RECORDS TO PROCESS Start Marker

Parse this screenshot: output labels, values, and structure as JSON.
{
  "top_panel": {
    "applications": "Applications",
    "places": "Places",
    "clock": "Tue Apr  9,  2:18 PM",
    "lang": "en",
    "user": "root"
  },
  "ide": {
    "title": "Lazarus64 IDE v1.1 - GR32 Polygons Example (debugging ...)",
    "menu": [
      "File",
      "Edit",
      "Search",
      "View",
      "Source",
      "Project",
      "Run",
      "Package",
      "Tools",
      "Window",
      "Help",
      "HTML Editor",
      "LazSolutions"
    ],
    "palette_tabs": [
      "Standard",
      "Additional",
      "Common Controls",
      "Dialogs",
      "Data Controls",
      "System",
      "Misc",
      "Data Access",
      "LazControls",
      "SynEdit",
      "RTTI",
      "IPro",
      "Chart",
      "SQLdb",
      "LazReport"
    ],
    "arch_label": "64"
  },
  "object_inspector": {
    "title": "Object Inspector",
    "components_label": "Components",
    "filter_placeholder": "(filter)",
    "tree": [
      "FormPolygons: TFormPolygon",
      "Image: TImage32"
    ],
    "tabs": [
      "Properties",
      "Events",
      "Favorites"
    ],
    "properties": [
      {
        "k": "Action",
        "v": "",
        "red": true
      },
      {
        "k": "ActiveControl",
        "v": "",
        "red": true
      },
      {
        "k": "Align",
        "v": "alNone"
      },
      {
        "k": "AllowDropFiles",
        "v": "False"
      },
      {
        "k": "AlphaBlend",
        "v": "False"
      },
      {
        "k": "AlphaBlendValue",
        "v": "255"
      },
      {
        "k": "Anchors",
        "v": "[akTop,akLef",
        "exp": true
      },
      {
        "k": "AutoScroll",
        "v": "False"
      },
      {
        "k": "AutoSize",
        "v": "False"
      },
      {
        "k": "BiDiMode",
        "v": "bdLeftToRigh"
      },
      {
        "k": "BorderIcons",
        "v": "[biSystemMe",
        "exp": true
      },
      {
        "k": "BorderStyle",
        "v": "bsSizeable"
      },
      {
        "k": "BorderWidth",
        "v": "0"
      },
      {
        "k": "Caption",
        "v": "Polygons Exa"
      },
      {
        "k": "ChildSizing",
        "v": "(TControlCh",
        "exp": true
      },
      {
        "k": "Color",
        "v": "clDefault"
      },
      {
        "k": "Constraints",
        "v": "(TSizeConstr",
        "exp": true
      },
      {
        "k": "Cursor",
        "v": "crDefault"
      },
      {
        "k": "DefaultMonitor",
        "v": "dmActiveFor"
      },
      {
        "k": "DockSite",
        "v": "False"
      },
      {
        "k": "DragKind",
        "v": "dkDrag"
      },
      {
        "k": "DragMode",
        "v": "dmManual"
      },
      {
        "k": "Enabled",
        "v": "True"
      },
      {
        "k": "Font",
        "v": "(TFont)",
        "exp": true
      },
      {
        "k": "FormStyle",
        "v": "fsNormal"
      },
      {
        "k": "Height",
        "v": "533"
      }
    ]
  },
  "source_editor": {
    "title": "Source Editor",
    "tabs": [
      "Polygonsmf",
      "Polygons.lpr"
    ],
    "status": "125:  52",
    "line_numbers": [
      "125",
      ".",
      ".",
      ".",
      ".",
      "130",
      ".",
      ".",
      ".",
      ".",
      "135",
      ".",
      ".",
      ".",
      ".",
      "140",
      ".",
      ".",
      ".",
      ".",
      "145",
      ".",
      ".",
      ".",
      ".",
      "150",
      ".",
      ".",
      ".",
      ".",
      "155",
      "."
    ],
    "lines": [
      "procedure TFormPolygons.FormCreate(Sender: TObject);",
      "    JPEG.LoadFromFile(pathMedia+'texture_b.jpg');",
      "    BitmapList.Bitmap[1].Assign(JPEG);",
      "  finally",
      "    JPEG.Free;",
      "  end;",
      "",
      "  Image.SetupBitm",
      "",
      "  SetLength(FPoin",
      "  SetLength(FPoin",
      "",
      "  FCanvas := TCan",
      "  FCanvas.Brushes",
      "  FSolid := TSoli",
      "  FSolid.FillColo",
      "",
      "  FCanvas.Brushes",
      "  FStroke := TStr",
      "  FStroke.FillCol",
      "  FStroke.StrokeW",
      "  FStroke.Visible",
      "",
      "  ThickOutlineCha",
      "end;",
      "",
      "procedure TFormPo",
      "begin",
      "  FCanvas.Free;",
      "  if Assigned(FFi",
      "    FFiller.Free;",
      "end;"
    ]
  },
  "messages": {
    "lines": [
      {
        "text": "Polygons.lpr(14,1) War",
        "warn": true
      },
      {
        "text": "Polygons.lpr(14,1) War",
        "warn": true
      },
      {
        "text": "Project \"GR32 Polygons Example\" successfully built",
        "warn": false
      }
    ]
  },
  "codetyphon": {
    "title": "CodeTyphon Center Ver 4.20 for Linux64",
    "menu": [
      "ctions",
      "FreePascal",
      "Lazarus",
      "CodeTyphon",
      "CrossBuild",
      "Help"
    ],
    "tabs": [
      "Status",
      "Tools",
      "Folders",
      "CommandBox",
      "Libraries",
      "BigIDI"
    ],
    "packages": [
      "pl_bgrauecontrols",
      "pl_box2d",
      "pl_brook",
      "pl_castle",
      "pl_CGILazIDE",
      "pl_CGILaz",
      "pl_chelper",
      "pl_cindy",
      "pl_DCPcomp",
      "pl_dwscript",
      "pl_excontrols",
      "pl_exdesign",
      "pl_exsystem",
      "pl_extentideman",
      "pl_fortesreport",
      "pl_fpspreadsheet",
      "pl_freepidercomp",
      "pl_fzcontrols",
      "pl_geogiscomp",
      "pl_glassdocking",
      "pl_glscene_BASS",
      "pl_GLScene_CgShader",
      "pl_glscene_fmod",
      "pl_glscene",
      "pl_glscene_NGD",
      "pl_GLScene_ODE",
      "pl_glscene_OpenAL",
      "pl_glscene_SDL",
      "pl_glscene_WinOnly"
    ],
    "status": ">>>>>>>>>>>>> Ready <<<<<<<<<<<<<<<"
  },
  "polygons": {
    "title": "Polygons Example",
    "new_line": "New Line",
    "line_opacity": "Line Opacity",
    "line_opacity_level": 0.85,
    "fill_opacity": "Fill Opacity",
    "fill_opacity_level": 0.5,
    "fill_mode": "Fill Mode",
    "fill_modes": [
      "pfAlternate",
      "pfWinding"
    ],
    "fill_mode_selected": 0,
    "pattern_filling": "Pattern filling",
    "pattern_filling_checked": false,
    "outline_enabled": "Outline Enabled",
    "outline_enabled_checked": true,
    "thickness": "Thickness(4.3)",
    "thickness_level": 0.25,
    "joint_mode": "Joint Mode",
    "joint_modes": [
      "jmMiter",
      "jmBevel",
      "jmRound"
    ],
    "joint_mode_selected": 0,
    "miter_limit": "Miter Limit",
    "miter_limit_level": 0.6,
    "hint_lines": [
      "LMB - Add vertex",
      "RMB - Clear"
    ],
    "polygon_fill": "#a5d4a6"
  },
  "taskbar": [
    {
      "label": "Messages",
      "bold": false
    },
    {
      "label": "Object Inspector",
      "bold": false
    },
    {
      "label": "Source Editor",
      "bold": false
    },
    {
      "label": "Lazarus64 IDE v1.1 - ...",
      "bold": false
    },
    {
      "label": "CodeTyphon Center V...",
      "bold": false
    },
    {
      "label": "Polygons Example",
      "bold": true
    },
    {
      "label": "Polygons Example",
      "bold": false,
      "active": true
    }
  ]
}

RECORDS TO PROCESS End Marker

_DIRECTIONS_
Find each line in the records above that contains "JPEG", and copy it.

_WRITTEN REPLY_
      "    JPEG.LoadFromFile(pathMedia+'texture_b.jpg');",
      "    BitmapList.Bitmap[1].Assign(JPEG);",
      "    JPEG.Free;",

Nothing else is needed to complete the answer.